== Task goal ==
Except for the pictures, write out all the records that follow exactly.

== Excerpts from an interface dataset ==
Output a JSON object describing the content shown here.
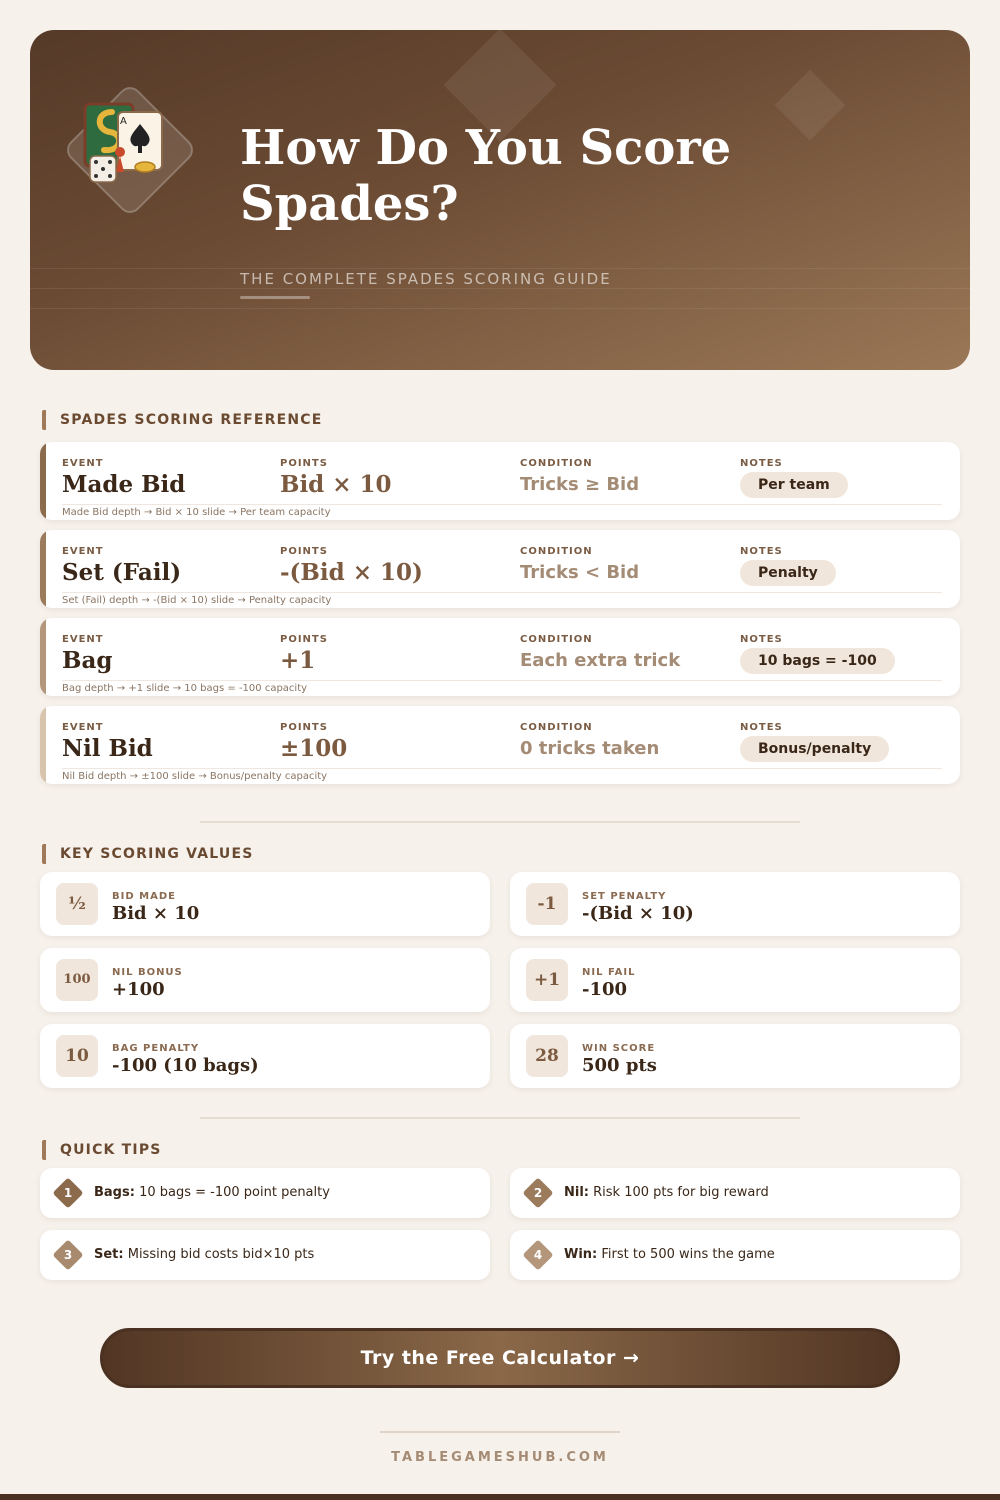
{
  "hero": {
    "title": "How Do You Score Spades?",
    "subtitle": "THE COMPLETE SPADES SCORING GUIDE",
    "logo_icon": "board-game-icon"
  },
  "reference": {
    "heading": "SPADES SCORING REFERENCE",
    "col_labels": {
      "event": "EVENT",
      "points": "POINTS",
      "condition": "CONDITION",
      "notes": "NOTES"
    },
    "rows": [
      {
        "event": "Made Bid",
        "points": "Bid × 10",
        "condition": "Tricks ≥ Bid",
        "note": "Per team",
        "footer": "Made Bid depth → Bid × 10 slide → Per team capacity",
        "accent": "#8c6a4c"
      },
      {
        "event": "Set (Fail)",
        "points": "-(Bid × 10)",
        "condition": "Tricks < Bid",
        "note": "Penalty",
        "footer": "Set (Fail) depth → -(Bid × 10) slide → Penalty capacity",
        "accent": "#9c7b5d"
      },
      {
        "event": "Bag",
        "points": "+1",
        "condition": "Each extra trick",
        "note": "10 bags = -100",
        "footer": "Bag depth → +1 slide → 10 bags = -100 capacity",
        "accent": "#b4967a"
      },
      {
        "event": "Nil Bid",
        "points": "±100",
        "condition": "0 tricks taken",
        "note": "Bonus/penalty",
        "footer": "Nil Bid depth → ±100 slide → Bonus/penalty capacity",
        "accent": "#d8c3ac"
      }
    ]
  },
  "key_values": {
    "heading": "KEY SCORING VALUES",
    "items": [
      {
        "badge": "½",
        "label": "BID MADE",
        "value": "Bid × 10"
      },
      {
        "badge": "-1",
        "label": "SET PENALTY",
        "value": "-(Bid × 10)"
      },
      {
        "badge": "100",
        "label": "NIL BONUS",
        "value": "+100"
      },
      {
        "badge": "+1",
        "label": "NIL FAIL",
        "value": "-100"
      },
      {
        "badge": "10",
        "label": "BAG PENALTY",
        "value": "-100 (10 bags)"
      },
      {
        "badge": "28",
        "label": "WIN SCORE",
        "value": "500 pts"
      }
    ]
  },
  "tips": {
    "heading": "QUICK TIPS",
    "items": [
      {
        "num": "1",
        "title": "Bags:",
        "text": " 10 bags = -100 point penalty",
        "color": "#8c6a4c"
      },
      {
        "num": "2",
        "title": "Nil:",
        "text": " Risk 100 pts for big reward",
        "color": "#9c7b5d"
      },
      {
        "num": "3",
        "title": "Set:",
        "text": " Missing bid costs bid×10 pts",
        "color": "#a88a6e"
      },
      {
        "num": "4",
        "title": "Win:",
        "text": " First to 500 wins the game",
        "color": "#b4967a"
      }
    ]
  },
  "cta": {
    "label": "Try the Free Calculator →"
  },
  "footer": {
    "site": "TABLEGAMESHUB.COM"
  }
}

== Answer to this problem ==
Output a JSON object describing the content shown here.
{
  "hero": {
    "title": "How Do You Score Spades?",
    "subtitle": "THE COMPLETE SPADES SCORING GUIDE",
    "logo_icon": "board-game-icon"
  },
  "reference": {
    "heading": "SPADES SCORING REFERENCE",
    "col_labels": {
      "event": "EVENT",
      "points": "POINTS",
      "condition": "CONDITION",
      "notes": "NOTES"
    },
    "rows": [
      {
        "event": "Made Bid",
        "points": "Bid × 10",
        "condition": "Tricks ≥ Bid",
        "note": "Per team",
        "footer": "Made Bid depth → Bid × 10 slide → Per team capacity",
        "accent": "#8c6a4c"
      },
      {
        "event": "Set (Fail)",
        "points": "-(Bid × 10)",
        "condition": "Tricks < Bid",
        "note": "Penalty",
        "footer": "Set (Fail) depth → -(Bid × 10) slide → Penalty capacity",
        "accent": "#9c7b5d"
      },
      {
        "event": "Bag",
        "points": "+1",
        "condition": "Each extra trick",
        "note": "10 bags = -100",
        "footer": "Bag depth → +1 slide → 10 bags = -100 capacity",
        "accent": "#b4967a"
      },
      {
        "event": "Nil Bid",
        "points": "±100",
        "condition": "0 tricks taken",
        "note": "Bonus/penalty",
        "footer": "Nil Bid depth → ±100 slide → Bonus/penalty capacity",
        "accent": "#d8c3ac"
      }
    ]
  },
  "key_values": {
    "heading": "KEY SCORING VALUES",
    "items": [
      {
        "badge": "½",
        "label": "BID MADE",
        "value": "Bid × 10"
      },
      {
        "badge": "-1",
        "label": "SET PENALTY",
        "value": "-(Bid × 10)"
      },
      {
        "badge": "100",
        "label": "NIL BONUS",
        "value": "+100"
      },
      {
        "badge": "+1",
        "label": "NIL FAIL",
        "value": "-100"
      },
      {
        "badge": "10",
        "label": "BAG PENALTY",
        "value": "-100 (10 bags)"
      },
      {
        "badge": "28",
        "label": "WIN SCORE",
        "value": "500 pts"
      }
    ]
  },
  "tips": {
    "heading": "QUICK TIPS",
    "items": [
      {
        "num": "1",
        "title": "Bags:",
        "text": " 10 bags = -100 point penalty",
        "color": "#8c6a4c"
      },
      {
        "num": "2",
        "title": "Nil:",
        "text": " Risk 100 pts for big reward",
        "color": "#9c7b5d"
      },
      {
        "num": "3",
        "title": "Set:",
        "text": " Missing bid costs bid×10 pts",
        "color": "#a88a6e"
      },
      {
        "num": "4",
        "title": "Win:",
        "text": " First to 500 wins the game",
        "color": "#b4967a"
      }
    ]
  },
  "cta": {
    "label": "Try the Free Calculator →"
  },
  "footer": {
    "site": "TABLEGAMESHUB.COM"
  }
}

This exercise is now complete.